At Ceduna the first stop was the Foodland supermarket to stock up on fruit and vegetables, amongst other things. The supermarket is very well stocked as you’d expect being either the last or first sizeable town at the edge of the Nullarbor. We also ‘happened upon’ the Oyster Shed where I just had to support the local industry. Yum! At the Information Centre we picked up a few brochures, then drove out to Pinky Point which is where the port is situated. Gypsum, salt, mineral sands and wheat are exported from this deep-sea port. A 4.3 metre mosaic-covered lighthouse here at the Point commemorates the lives of those lost at sea.
The beautiful mosaic lighthouse at Pinky Point near the port at Ceduna.
Ceduna is a corruption of the aboriginal word Chedoona, meaning place to sit down and rest, and it was now time for us to do just that, so we headed to Shelly Beach Caravan Park. Not that we rested for long – there’s a dune walk that led us along the dunes, onto the beach (which was covered in shells!) and back to the caravan park. Excellent CP by the way – great facilities and friendly staff. ($23.40/n unpowered)
Low tide at sunset on Shelley Beach, Ceduna
Today we cross the Eyre Peninsula, again, completing the loop of SA, NT and WA we began earlier this year. There’s not a lot to see between Ceduna and our free camp for tonight, back at the Kimba Lions Park. The wheat has been harvested leaving short, brown stubble through which we drove for several hours.
Very impressed with the silo art at Kimba. Just to give you perspective – on the left is a semi-trailer being filled with grain from the long pipes you see coming out of the silo.
At Kimba the big change since we were here last is the silo art – fantastic!

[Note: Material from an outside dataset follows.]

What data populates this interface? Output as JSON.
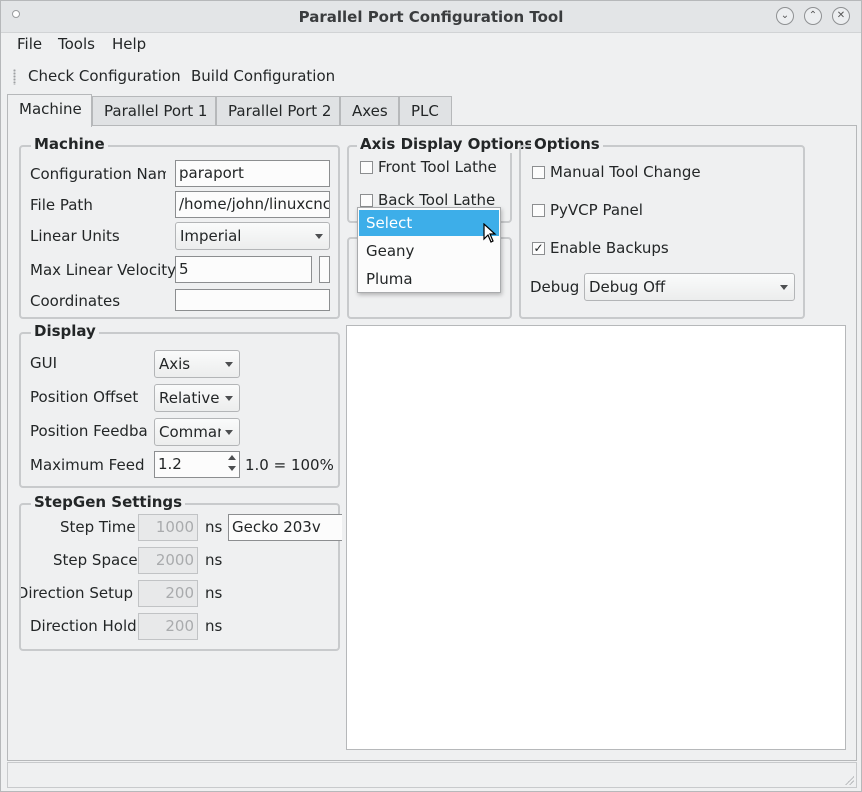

Friday 8th December
Kimba is a lovely friendly town. We had a coffee at Eileen’s Cafe and chatted for ages with a retired wheat farmer who has lived here for 80 years. Even he says the town is a good supportive town. Anyway we moved on, the wheat and grazing land giving way to many kilometres of saltbush before we completed the Eyre Highway at Port Augusta where we brunched at a grassy park beside the tip of Spencer Gulf. Traveling the Eyre Highway and crossing the Nullarbor Plain was a fascinating and varied adventure which we both enjoyed.

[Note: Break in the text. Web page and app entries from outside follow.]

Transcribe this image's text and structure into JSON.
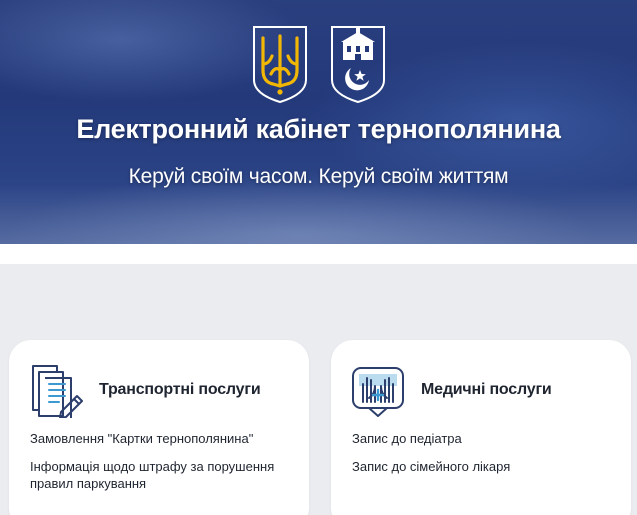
{
  "header": {
    "title": "Електронний кабінет тернополянина",
    "subtitle": "Керуй своїм часом. Керуй своїм життям",
    "emblems": [
      "ukraine-trident-icon",
      "ternopil-city-coat-of-arms-icon"
    ]
  },
  "colors": {
    "hero_blue": "#23397a",
    "trident_gold": "#f2b705",
    "icon_navy": "#2c3e6b",
    "icon_teal": "#3c9ad1",
    "content_bg": "#ebecf0",
    "text": "#1f2530"
  },
  "services": [
    {
      "title": "Транспортні послуги",
      "icon": "documents-pen-icon",
      "links": [
        "Замовлення \"Картки тернополянина\"",
        "Інформація щодо штрафу за порушення правил паркування"
      ]
    },
    {
      "title": "Медичні послуги",
      "icon": "medical-hands-icon",
      "links": [
        "Запис до педіатра",
        "Запис до сімейного лікаря"
      ]
    }
  ]
}
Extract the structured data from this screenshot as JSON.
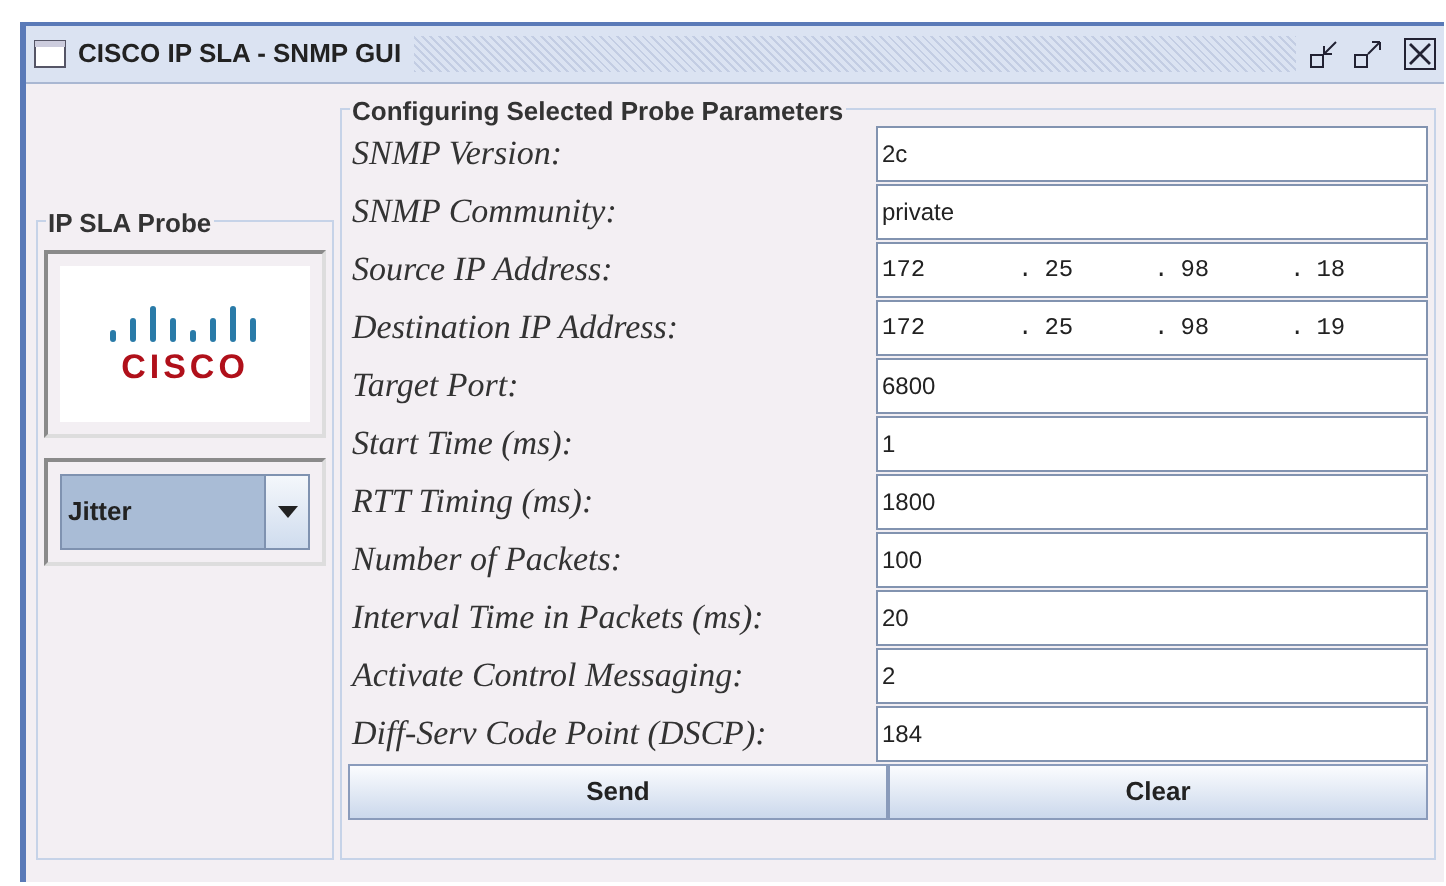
{
  "window": {
    "title": "CISCO IP SLA - SNMP GUI"
  },
  "probe_panel": {
    "title": "IP SLA Probe",
    "logo_text": "CISCO",
    "probe_type": "Jitter"
  },
  "parameters": {
    "title": "Configuring Selected Probe Parameters",
    "rows": [
      {
        "label": "SNMP Version:",
        "kind": "text",
        "value": "2c"
      },
      {
        "label": "SNMP Community:",
        "kind": "text",
        "value": "private"
      },
      {
        "label": "Source IP Address:",
        "kind": "ip",
        "separator": ".",
        "octets": [
          "172",
          "25",
          "98",
          "18"
        ]
      },
      {
        "label": "Destination IP Address:",
        "kind": "ip",
        "separator": ".",
        "octets": [
          "172",
          "25",
          "98",
          "19"
        ]
      },
      {
        "label": "Target Port:",
        "kind": "text",
        "value": "6800"
      },
      {
        "label": "Start Time (ms):",
        "kind": "text",
        "value": "1"
      },
      {
        "label": "RTT Timing (ms):",
        "kind": "text",
        "value": "1800"
      },
      {
        "label": "Number of Packets:",
        "kind": "text",
        "value": "100"
      },
      {
        "label": "Interval Time in Packets (ms):",
        "kind": "text",
        "value": "20"
      },
      {
        "label": "Activate Control Messaging:",
        "kind": "text",
        "value": "2"
      },
      {
        "label": "Diff-Serv Code Point (DSCP):",
        "kind": "text",
        "value": "184"
      }
    ]
  },
  "buttons": [
    "Send",
    "Clear"
  ]
}
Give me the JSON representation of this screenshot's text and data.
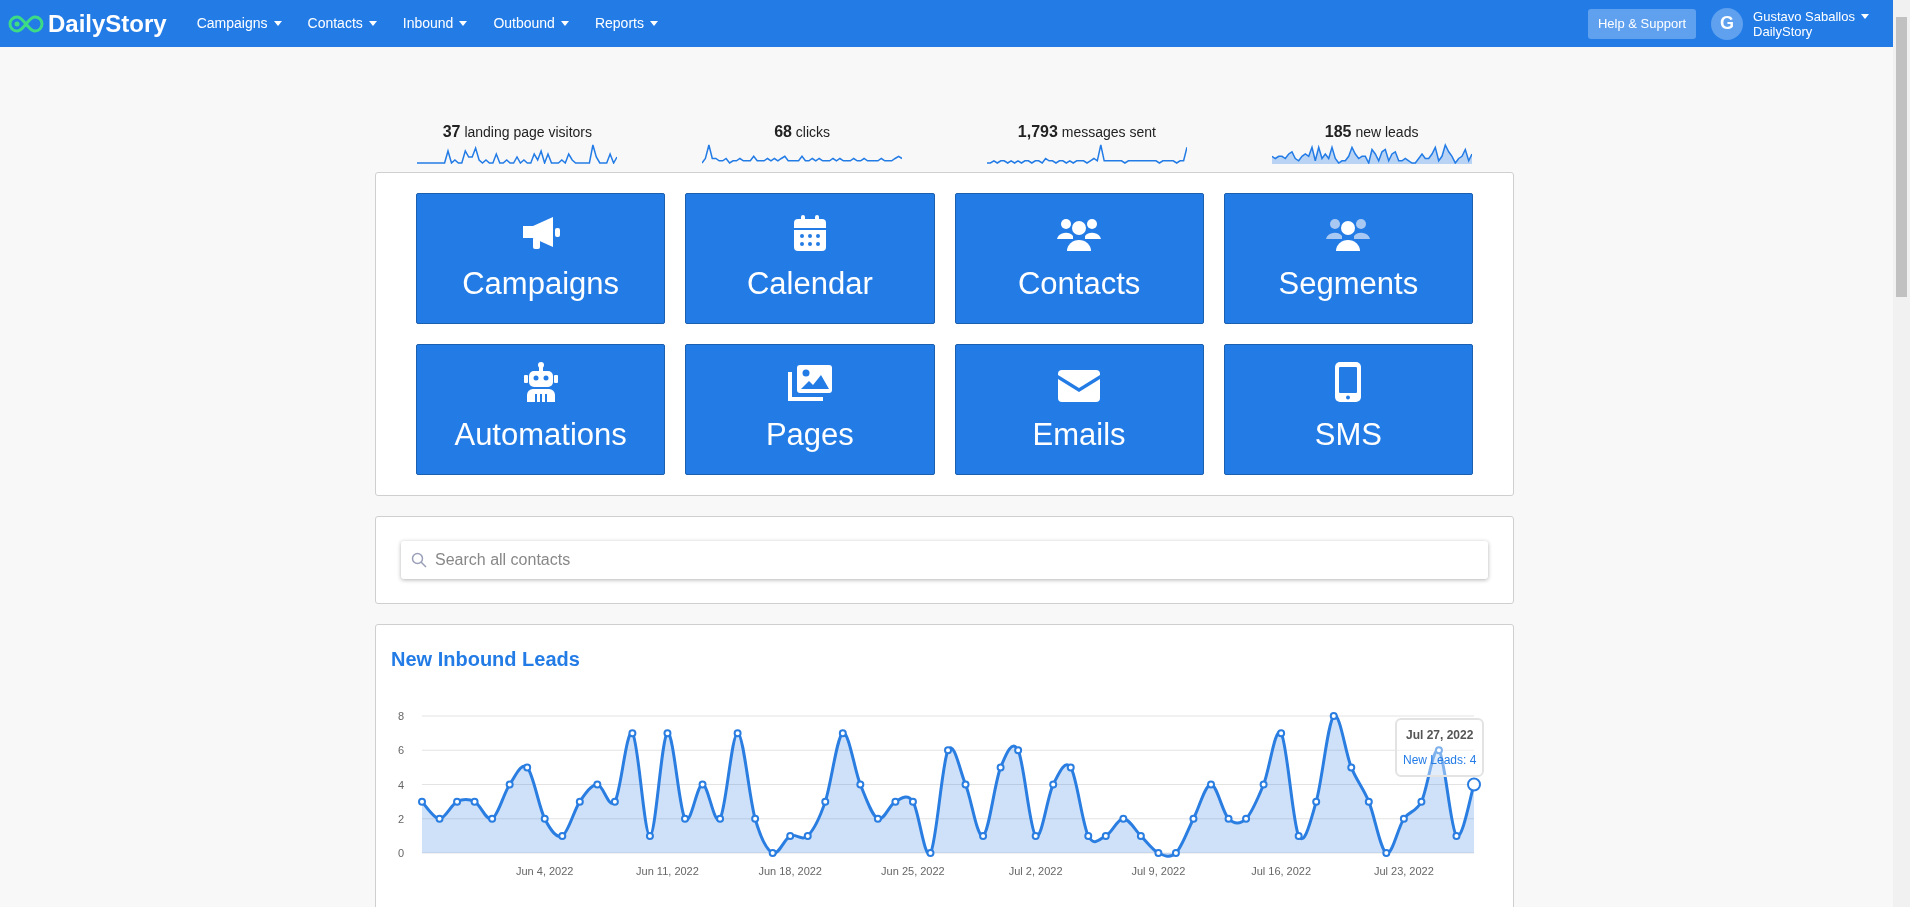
{
  "navbar": {
    "brand": "DailyStory",
    "menus": [
      {
        "label": "Campaigns"
      },
      {
        "label": "Contacts"
      },
      {
        "label": "Inbound"
      },
      {
        "label": "Outbound"
      },
      {
        "label": "Reports"
      }
    ],
    "help_button": "Help & Support",
    "user": {
      "initial": "G",
      "name": "Gustavo Saballos",
      "org": "DailyStory"
    }
  },
  "stats": [
    {
      "value": "37",
      "label": "landing page visitors",
      "kind": "line"
    },
    {
      "value": "68",
      "label": "clicks",
      "kind": "line"
    },
    {
      "value": "1,793",
      "label": "messages sent",
      "kind": "line"
    },
    {
      "value": "185",
      "label": "new leads",
      "kind": "area"
    }
  ],
  "tiles": [
    {
      "label": "Campaigns"
    },
    {
      "label": "Calendar"
    },
    {
      "label": "Contacts"
    },
    {
      "label": "Segments"
    },
    {
      "label": "Automations"
    },
    {
      "label": "Pages"
    },
    {
      "label": "Emails"
    },
    {
      "label": "SMS"
    }
  ],
  "search": {
    "placeholder": "Search all contacts"
  },
  "leads_panel": {
    "title": "New Inbound Leads",
    "chart_data": {
      "type": "area",
      "grid": true,
      "ylim": [
        0,
        8
      ],
      "yticks": [
        0,
        2,
        4,
        6,
        8
      ],
      "categories": [
        null,
        null,
        null,
        null,
        null,
        null,
        null,
        "Jun 4, 2022",
        null,
        null,
        null,
        null,
        null,
        null,
        "Jun 11, 2022",
        null,
        null,
        null,
        null,
        null,
        null,
        "Jun 18, 2022",
        null,
        null,
        null,
        null,
        null,
        null,
        "Jun 25, 2022",
        null,
        null,
        null,
        null,
        null,
        null,
        "Jul 2, 2022",
        null,
        null,
        null,
        null,
        null,
        null,
        "Jul 9, 2022",
        null,
        null,
        null,
        null,
        null,
        null,
        "Jul 16, 2022",
        null,
        null,
        null,
        null,
        null,
        null,
        "Jul 23, 2022",
        null,
        null,
        null,
        null
      ],
      "series": [
        {
          "color": "#2a7de1",
          "values": [
            3,
            2,
            3,
            3,
            2,
            4,
            5,
            2,
            1,
            3,
            4,
            3,
            7,
            1,
            7,
            2,
            4,
            2,
            7,
            2,
            0,
            1,
            1,
            3,
            7,
            4,
            2,
            3,
            3,
            0,
            6,
            4,
            1,
            5,
            6,
            1,
            4,
            5,
            1,
            1,
            2,
            1,
            0,
            0,
            2,
            4,
            2,
            2,
            4,
            7,
            1,
            3,
            8,
            5,
            3,
            0,
            2,
            3,
            6,
            1,
            4
          ]
        }
      ]
    },
    "tooltip": {
      "title": "Jul 27, 2022",
      "label": "New Leads: 4"
    }
  }
}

Tonight we’ve moved on to the tiny of town of Nelshaby where we’re camped in the free camp at Lawries Oval – a level, semi-grassed open area with views in one direction to the ranges and the opposite direction to Spencer Gulf.
Christmas decorations in the bush – well, maybe in the wheat fields.
Christmas tree in a country town – Kimba.
For more photos from our travels across the Eyre Highway and Nullarbor CLICK HERE.